The surgical metal is simply bent into shape to make the ring. It is often also necessary to bend the plate to fit the plate to the bone in surgery, so it is exactly the same when worn outside the body, as it is when surgically placed inside the body! In surgery this type of plate is commonly used to fix the broken bones of the forearm, elbow, pelvis and collarbone. The holes are filled by surgical screws to piece the broken bone together.
To me, it seems like a fun way for people that had surgery to display what is inside their body on the outside!
It didn't stay with just rings, now a whole series of jewelry is available with or without screw holes.
Many thanks to The Carrotbox Jewelry Blog - rings, rings, rings!
The other day I went to a restaurant that served two gold-covered hazelnuts on top of the chocolate dessert. We laughed! I kind of forgot about gold being used with chocolates and it got me thinking about choclate being used in jewelry. So after a bit of web-surfing, these 'Boules' by Barbara Uderzo are what caught my eye! In 2004, she made a few different kinds of chocolate jewels, but the Boules stand out. Not just because they are covered with goldleaf, which makes a beautiful color combination with the dark, earthy chocolate and shiny bright gold, but also by their design. The balls of choc look like enormous wearable pralines but the gold might make you think more of jewelry. I'm sure once the chocolate starts to melt on your skin and you can really smell it, the only thing you'll be thinking is: get in my tummy!
The chocolate jewels are meant to be enjoyed by couples together, so let's hope both partners are able to hold the urge to start eating, untill they can do this together!
Last Thursday I saw the installation 'Chest of drawers' at the opening of the exhibition: 'A room for shadows'. The Finnish Anna Rikkinen has built this beautiful serene installation, a 3 drawer cardboard cupboard, that holds a neckpiece. A grey ribbon is used to function as a necklace, and is combined with a pendant made from white-gray silver and light gray cardboard. The different shades of grey are echoed inside the bottom drawer, where the shape of the pendant is seen as if it has been lying in the drawer for a long period of time and dust has formed an outline. It is a clever reference to the baroque shape, inspired by jewelry and ornaments from the past.

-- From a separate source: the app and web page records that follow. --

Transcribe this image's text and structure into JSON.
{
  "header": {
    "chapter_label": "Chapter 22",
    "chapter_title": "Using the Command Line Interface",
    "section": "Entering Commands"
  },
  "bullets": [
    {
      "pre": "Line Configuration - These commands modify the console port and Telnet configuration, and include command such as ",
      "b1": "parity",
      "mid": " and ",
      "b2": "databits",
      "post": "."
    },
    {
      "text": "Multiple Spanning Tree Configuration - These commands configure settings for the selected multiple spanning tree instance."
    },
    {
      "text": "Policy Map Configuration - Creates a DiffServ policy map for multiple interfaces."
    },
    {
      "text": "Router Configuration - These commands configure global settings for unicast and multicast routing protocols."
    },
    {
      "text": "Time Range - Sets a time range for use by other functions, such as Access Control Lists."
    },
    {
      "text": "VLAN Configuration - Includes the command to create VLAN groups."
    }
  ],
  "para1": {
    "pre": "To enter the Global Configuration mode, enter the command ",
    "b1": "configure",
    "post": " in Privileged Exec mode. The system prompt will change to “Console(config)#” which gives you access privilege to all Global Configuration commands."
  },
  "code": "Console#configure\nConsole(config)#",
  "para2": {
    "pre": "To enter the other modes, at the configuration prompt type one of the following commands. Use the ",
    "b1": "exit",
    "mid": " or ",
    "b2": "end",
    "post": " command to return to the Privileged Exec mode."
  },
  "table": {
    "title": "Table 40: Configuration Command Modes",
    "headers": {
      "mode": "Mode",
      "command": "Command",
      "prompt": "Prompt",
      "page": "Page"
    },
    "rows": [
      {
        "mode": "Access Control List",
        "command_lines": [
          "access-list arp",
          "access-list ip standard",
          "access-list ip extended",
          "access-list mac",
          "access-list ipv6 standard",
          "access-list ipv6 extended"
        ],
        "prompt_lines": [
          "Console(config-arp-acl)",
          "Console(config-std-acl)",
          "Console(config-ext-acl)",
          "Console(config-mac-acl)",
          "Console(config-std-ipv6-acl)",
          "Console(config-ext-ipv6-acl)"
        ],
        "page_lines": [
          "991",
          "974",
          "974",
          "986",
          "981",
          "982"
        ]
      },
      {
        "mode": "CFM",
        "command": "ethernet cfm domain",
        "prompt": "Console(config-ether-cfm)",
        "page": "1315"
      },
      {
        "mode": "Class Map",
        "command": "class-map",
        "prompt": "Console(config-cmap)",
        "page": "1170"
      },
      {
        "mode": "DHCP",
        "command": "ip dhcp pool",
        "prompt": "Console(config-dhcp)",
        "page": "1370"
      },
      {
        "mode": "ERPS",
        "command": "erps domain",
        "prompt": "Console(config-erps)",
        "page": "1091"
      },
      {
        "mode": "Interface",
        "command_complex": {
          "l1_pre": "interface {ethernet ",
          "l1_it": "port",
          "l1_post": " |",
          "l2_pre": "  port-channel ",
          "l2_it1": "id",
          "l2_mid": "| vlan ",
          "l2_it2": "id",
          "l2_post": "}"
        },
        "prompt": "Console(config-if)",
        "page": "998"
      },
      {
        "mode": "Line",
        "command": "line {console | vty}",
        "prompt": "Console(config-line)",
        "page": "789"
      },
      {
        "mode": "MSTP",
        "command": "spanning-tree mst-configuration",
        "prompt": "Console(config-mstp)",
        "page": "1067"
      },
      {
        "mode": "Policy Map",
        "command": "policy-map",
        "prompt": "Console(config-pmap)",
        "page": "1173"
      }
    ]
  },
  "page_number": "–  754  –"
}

That historical background is what makes Anna Rikkinen come to a new purified, contemporary and minimalistic piece with only the outlines giving away the luxury that they are based on. The layer of dust also means that the jewel of the installation has not been worn for a very long time. Even though it is perfectly wearable, demonstrated by the fact that it is sold separately, it is not Anna's main concern. Here, the human body has been replaced by a 'Chest of drawers' and the neckpiece has left its' mark. Would it leave a mark if it had not been replaced?
The exhibition 'A room for shadows' can be seen at gallery Caroline Van Hoek in Brussels, Belgium, untill the 28th of February.
Photo's taken by Jaan Seitsara.